Advisory issued over yet another critical security vulnerability
The Apache Foundation is urging developers to update their Struts 2 installations and projects using the code – after a critical security flaw was found in a key component of the framework.
A warning this week from Apache reveals that devs should make sure their websites and other applications are running Struts versions 2.5.12, or later, to protect from exploits of CVE-2016-1000031. The vulnerability, a deserialization error that would allow unsanitized code in a Java Object to run unchecked, was found in the commons-fileupload library.
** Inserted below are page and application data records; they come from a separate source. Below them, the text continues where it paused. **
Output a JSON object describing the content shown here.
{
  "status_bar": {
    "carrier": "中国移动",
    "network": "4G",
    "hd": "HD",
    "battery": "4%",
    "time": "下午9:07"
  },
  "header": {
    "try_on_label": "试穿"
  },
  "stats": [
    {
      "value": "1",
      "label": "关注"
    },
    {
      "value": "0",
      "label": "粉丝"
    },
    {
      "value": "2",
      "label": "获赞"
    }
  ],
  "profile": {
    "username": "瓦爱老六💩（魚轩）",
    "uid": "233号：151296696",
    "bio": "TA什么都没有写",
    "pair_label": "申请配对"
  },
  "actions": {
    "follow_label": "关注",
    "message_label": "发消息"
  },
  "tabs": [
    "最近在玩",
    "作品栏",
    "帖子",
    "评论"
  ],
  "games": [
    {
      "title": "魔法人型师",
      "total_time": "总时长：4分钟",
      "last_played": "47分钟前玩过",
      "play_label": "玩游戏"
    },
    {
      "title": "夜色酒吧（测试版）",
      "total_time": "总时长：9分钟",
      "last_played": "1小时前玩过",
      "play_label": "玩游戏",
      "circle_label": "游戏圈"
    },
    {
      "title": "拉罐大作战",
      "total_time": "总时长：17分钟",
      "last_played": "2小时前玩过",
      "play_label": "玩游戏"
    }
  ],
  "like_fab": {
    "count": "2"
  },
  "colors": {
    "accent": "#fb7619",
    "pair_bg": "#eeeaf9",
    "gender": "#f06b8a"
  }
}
A miscreant could exploit the flaw to execute remotely on the targeted host, allowing them to potentially seize control of the server, install spyware, and cause other mischief. An attack would typically involve submitting a booby-trapped file to a vulnerable website, and waiting for Struts 2 to inadvertently execute malicious code smuggled inside the document.
"Your project is affected if it uses the built-in file upload mechanism of Struts 2, which defaults to the use of commons-fileupload," Apache said in its advisory.
"The updated commons-fileupload library is a drop-in replacement for the vulnerable version. Deployed applications can be hardened by replacing the commons-fileupload jar file in WEB-INF/lib with the fixed jar."
Apache did not say why a bug first cataloged in 2016, judging from its CVE, was only being patched in November of 2018.
While updating to the latest version of Struts will protect future projects from exploitation, projects built with older versions will need to be manually upgraded. Apache said this can be done by adding a dependency to the project:
<dependency> <groupId>commons-fileupload</groupId> <artifactId>commons-fileupload</artifactId> <version>1.3.3</version> </dependency>
Getting the fix added to all existing projects will likely be a long and tedious process for developers, said SANS network security researcher Johannes Ullrich.
"There is no simple 'new Struts version' to fix this," Ullrich explained. "You will have to swap out the commons-fileupload library manually."
While most netizens will not be familiar with Struts, vulnerabilities in the framework are nothing to scoff at. Bugs in the framework are an increasingly popular target for online exploits.
One such Struts flaw was exploited in 2017 by the attackers who used the bug to get into systems at Equifax and ultimately compromise the personal details of more than 145 million Americans. ®
Sponsored: Becoming a Pragmatic Security Leader